*** Opening Data to use ***

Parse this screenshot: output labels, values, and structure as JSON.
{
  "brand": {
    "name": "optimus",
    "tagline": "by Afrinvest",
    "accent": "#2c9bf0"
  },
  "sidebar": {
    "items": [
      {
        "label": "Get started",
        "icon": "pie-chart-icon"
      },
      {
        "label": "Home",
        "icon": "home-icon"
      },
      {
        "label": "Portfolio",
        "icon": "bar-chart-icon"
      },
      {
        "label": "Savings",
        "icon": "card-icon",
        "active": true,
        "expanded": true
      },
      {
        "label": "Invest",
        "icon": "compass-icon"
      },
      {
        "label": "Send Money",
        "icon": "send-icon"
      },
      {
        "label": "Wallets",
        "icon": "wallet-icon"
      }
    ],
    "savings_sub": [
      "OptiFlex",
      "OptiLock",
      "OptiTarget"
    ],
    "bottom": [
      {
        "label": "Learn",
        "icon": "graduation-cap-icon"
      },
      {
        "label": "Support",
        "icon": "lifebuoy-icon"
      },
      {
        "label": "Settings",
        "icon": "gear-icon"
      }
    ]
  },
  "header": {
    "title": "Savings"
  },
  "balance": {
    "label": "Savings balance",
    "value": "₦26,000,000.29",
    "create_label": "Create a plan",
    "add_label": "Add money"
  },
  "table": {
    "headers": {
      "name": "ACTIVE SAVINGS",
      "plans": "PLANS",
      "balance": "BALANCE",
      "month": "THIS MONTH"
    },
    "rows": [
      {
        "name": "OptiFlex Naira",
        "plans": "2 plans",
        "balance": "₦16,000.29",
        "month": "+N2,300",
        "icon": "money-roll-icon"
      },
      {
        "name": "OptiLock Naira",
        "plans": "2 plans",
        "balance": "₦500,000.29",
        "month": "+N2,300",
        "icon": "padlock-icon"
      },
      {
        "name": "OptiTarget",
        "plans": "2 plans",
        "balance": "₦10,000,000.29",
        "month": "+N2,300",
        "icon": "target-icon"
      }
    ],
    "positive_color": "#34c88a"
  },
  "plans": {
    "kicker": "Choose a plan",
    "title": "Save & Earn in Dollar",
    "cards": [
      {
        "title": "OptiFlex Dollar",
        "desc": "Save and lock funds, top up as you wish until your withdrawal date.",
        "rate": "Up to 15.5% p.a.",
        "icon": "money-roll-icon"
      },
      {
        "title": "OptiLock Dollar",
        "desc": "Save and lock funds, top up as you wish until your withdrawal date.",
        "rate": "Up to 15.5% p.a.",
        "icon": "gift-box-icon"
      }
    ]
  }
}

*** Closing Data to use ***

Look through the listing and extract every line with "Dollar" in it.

    "title": "Save & Earn in Dollar",
        "title": "OptiFlex Dollar",
        "title": "OptiLock Dollar",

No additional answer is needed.